● REQUIRED ACTION
Wherever "kind" shows up in the records below, copy the whole line.

Top of LISTED ENTRIES

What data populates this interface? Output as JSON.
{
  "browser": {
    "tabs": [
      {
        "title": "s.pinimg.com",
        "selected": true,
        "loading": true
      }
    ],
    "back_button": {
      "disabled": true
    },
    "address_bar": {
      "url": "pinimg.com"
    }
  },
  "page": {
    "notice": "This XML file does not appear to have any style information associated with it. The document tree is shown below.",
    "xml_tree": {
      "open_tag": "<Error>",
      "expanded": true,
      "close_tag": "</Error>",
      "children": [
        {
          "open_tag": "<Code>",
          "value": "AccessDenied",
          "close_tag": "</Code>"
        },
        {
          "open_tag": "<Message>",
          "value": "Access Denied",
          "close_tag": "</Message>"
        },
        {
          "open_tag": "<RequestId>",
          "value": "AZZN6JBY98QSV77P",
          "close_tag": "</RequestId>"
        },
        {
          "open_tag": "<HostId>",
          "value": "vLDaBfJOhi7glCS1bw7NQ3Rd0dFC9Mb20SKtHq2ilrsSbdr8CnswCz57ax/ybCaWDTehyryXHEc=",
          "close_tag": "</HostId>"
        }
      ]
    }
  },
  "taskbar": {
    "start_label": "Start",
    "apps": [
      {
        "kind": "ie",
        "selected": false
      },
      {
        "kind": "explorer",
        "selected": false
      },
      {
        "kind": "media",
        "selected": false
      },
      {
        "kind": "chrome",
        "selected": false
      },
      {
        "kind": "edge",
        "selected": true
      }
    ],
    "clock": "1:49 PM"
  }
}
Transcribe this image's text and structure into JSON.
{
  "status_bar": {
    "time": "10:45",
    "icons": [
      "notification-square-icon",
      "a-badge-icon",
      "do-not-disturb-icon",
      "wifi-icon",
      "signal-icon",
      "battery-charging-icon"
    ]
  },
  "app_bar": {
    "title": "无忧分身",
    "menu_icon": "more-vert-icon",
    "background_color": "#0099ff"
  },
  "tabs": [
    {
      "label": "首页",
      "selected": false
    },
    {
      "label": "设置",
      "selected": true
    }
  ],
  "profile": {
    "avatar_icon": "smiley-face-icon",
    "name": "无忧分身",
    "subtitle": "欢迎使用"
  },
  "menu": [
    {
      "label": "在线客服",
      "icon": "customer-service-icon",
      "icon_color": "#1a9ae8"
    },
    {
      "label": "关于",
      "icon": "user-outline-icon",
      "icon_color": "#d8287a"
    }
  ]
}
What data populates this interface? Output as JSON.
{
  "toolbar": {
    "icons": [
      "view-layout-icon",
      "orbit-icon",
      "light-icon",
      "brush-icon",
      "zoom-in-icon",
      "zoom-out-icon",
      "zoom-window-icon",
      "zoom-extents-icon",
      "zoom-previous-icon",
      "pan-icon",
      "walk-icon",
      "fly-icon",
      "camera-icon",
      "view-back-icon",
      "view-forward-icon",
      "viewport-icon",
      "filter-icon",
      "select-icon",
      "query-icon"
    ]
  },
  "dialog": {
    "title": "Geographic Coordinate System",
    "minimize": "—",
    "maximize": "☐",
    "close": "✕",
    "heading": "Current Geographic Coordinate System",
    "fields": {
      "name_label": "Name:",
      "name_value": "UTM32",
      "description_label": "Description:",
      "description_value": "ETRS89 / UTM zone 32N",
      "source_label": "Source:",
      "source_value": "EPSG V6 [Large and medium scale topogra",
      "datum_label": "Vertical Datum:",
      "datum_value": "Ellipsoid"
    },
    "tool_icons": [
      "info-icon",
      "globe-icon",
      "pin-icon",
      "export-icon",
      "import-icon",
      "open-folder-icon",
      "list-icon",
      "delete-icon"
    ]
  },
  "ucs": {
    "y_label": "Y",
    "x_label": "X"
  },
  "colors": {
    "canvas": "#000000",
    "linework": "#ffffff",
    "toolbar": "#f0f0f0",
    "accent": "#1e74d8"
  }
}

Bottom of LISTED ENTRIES

● ANSWER TO THIS TASK
        "kind": "ie",
        "kind": "explorer",
        "kind": "media",
        "kind": "chrome",
        "kind": "edge",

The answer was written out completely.